When choosing tuna as an ingredient in your canine diet, go for smaller tuna species, like skipjack or albacore. They contain much less mercury than their big counterparts.
How to feed your dog with tuna?
There is a big difference between feeding your dog with tuna on a regular basis and using it as a treat. Making tuna staple of your dog’s diet is plain wrong.
If you are wondering is tuna good for dogs, then you have to consider the frequency of feeding. Tuna is safe for your dog as much as it is safe for you, as long as you follow the health guidelines.
That means limiting how much tuna you consume based on your weight. For a dog weighing 20 pounds, you should feed a whole can of tuna every 3 weeks if it is chunk light, or 10 weeks if it is white albacore.

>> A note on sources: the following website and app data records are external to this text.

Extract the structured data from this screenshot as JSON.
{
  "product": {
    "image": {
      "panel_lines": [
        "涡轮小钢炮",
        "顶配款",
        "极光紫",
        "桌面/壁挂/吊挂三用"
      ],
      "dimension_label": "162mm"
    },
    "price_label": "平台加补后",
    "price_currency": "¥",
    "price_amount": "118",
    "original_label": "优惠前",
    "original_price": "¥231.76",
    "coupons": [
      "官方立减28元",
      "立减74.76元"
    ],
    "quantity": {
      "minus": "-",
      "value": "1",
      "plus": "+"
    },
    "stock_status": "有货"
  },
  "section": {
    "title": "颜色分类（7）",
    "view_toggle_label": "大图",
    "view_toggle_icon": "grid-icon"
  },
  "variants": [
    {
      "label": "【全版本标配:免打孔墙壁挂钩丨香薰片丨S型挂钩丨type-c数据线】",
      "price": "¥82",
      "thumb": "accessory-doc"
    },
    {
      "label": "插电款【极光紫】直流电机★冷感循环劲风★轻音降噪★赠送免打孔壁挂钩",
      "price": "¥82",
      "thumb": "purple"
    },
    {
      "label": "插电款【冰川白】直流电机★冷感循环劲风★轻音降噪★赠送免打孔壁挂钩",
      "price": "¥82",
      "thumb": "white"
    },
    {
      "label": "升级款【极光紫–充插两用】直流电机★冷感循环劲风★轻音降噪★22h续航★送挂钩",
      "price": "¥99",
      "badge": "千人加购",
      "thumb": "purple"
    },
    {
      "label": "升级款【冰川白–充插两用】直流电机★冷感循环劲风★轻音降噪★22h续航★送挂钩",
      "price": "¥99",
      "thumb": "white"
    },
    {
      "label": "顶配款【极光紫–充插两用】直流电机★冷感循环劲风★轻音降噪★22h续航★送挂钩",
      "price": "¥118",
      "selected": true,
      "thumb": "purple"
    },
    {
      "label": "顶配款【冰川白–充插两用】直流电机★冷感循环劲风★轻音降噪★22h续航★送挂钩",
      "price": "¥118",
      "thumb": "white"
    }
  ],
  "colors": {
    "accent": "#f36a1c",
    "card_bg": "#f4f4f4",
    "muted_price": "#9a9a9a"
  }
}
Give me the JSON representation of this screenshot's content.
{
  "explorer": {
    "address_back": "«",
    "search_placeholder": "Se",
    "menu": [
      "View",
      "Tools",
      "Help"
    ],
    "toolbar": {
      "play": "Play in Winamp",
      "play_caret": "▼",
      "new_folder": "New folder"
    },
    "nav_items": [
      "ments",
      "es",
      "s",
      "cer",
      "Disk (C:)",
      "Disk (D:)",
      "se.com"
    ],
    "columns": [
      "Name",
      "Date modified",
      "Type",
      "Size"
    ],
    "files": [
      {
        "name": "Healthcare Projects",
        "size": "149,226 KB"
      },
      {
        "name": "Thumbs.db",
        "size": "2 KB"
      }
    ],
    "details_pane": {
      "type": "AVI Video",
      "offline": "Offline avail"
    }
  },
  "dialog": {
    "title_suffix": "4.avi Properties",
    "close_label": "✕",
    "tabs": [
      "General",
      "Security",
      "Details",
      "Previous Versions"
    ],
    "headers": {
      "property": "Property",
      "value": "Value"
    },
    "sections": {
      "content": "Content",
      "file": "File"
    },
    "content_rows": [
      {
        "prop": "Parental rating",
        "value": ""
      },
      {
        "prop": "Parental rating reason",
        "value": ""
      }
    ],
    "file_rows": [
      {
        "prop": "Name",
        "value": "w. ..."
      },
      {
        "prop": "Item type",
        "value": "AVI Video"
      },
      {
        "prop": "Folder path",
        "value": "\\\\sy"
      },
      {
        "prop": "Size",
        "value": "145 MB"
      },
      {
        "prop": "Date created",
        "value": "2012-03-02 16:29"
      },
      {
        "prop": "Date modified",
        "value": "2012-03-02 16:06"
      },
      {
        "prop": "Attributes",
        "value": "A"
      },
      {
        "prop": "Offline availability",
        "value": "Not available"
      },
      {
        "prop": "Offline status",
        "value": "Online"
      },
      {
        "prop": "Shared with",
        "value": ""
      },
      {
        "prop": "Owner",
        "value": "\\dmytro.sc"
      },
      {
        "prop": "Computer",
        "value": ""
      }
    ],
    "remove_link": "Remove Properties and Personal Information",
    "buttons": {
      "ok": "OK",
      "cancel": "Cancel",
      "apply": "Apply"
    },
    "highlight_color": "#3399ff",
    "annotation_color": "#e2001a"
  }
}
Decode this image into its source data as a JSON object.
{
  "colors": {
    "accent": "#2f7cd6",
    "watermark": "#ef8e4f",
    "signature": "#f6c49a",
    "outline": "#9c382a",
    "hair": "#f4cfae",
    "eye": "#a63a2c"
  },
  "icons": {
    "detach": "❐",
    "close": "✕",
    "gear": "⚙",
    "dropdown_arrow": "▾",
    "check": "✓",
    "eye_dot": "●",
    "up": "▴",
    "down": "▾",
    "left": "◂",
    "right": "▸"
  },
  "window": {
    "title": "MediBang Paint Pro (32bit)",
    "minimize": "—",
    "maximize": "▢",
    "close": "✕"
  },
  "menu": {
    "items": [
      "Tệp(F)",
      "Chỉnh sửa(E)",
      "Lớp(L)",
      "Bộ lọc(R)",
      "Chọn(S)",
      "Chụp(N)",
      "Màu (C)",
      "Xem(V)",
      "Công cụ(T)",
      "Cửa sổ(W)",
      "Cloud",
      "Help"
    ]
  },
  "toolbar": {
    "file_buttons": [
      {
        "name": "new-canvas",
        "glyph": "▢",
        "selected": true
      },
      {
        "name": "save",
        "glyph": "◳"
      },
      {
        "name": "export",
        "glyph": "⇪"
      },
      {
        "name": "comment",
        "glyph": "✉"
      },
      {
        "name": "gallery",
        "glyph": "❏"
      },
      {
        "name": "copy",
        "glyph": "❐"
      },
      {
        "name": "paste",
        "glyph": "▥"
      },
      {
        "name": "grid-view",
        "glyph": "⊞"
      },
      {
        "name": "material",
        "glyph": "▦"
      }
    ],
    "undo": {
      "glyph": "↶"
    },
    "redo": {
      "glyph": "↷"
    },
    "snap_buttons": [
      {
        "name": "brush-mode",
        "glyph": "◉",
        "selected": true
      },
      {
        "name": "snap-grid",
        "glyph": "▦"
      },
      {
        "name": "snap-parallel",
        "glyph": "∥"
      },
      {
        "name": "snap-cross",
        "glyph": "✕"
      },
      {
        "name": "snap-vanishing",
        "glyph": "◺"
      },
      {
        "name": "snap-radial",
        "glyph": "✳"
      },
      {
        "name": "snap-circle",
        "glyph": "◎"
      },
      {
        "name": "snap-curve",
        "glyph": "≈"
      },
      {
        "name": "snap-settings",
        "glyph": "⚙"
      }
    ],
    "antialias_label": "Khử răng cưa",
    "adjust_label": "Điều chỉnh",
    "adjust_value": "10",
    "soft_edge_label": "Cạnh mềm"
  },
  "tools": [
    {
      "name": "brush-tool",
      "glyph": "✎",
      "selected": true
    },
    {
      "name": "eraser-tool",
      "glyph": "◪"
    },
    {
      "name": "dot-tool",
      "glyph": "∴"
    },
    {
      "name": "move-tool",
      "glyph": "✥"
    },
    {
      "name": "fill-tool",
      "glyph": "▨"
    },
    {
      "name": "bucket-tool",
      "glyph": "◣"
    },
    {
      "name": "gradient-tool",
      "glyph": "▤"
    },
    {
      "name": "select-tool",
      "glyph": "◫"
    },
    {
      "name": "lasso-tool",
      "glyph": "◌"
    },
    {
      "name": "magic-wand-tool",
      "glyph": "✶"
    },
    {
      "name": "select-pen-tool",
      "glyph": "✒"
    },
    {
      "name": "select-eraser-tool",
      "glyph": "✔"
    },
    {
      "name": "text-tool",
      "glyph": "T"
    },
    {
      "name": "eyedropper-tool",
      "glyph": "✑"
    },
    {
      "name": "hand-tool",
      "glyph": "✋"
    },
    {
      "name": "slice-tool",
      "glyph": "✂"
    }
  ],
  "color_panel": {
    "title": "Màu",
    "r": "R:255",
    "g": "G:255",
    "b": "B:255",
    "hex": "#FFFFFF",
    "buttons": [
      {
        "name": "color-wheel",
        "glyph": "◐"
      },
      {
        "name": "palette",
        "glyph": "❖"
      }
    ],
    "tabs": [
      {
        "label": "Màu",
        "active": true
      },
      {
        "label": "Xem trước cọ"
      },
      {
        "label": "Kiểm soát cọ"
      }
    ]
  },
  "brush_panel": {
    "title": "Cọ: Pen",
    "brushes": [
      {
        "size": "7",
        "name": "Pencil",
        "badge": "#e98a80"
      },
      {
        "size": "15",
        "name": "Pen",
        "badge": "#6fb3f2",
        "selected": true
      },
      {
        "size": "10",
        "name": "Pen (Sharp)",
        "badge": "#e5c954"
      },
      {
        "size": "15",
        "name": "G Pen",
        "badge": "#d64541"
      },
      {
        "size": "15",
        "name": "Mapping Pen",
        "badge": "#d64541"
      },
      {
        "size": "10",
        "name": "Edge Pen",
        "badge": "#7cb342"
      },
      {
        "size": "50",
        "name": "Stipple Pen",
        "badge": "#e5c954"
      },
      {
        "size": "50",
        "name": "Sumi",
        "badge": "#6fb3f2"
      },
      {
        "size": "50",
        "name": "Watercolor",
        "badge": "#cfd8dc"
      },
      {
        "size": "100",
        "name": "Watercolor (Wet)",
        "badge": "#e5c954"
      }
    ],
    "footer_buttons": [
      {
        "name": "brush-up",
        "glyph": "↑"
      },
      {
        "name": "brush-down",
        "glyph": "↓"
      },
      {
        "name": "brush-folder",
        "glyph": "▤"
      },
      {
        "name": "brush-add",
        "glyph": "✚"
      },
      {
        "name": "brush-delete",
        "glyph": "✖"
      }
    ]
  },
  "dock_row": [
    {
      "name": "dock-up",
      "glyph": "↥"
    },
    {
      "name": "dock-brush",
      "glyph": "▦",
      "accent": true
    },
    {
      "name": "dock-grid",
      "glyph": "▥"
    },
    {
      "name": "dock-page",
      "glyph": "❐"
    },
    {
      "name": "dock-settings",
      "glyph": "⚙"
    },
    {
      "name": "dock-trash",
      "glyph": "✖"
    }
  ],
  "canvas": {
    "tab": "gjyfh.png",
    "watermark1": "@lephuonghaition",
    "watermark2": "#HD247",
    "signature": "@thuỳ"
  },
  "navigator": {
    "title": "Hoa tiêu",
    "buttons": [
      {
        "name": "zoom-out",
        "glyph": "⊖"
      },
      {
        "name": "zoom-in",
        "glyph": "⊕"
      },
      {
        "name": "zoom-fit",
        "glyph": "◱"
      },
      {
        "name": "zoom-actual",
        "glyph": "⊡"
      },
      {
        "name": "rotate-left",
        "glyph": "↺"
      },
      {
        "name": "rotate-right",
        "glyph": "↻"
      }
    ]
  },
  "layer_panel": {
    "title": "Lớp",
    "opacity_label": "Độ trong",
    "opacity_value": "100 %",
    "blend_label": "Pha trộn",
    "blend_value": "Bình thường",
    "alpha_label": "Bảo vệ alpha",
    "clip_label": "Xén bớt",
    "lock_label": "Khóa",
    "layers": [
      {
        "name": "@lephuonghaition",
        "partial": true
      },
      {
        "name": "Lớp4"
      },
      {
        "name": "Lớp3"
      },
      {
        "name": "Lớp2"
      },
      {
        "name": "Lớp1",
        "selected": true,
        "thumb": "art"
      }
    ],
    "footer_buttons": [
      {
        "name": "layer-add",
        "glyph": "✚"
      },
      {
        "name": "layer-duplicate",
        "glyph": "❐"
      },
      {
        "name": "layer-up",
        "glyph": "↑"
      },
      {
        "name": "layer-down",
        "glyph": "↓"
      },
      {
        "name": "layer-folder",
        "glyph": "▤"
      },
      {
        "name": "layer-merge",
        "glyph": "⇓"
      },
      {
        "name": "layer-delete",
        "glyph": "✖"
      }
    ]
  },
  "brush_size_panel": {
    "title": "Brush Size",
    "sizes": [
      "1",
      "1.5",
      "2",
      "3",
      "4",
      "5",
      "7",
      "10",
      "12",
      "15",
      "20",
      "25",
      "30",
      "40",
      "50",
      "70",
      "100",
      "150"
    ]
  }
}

If your dog weighs 40 pounds, which is generally a medium-size breed, you can give him one can of chunk light tuna every 9 days, and one can of albacore every 4 weeks.
For a dog weighing 90 pounds and more, which is a large breed dog, you can give one can of light tuna every 5 days, and one can of albacore tuna every 2 weeks.
Last, but not least, for puppies weighing 150 pounds and more, give your dog one can of chunk light tuna every 3 days, and one can of white albacore every 9 days.
Raw or canned tuna?
The last dilemma is what type of tuna you can give. Can you go with raw tuna, or you have to use canned tuna.
Well, this question is rather simple to answer.
You should never give raw fish to your dog, be it tuna or any other fish.
The reason is simple, raw fish can carry bacteria and parasites that are harmful to your dog. You do not want to risk fish poisoning, which can be fatal to your dog within two weeks unless treated.
Raw tuna also contains an enzyme called thiaminase, which will make any Vitamin B1 your dog takes inactive.
Canned tuna, on the other hand, or cooked tuna is a lot safer for your dog. Canned tuna is packed in either water or oil.
As mentioned previously, you can give tuna to your dog as long as it is in the proposed limitations.
Some owners also give the water in which the canned tuna is packed to their dogs. Be sure there is no added salt before giving the water to your dog.
Tuna, as well as other fishes, can provide multiple benefits for dogs. But we have to be careful when it comes to tuna. As mentioned previously, you have to be careful with the mercury content, and avoid risking mercury poisoning.
There are other fishes that provide the same benefits, including salmon, herring, and flounder, without the mercury risk. But if you like to feed your dog with tuna, be our guest. Just be careful to follow the health guidelines.
Another fish option for dogs is salmon that has largely the same benefits and nutrients as tuna. You can experiment with both options and select the one your dog likes best.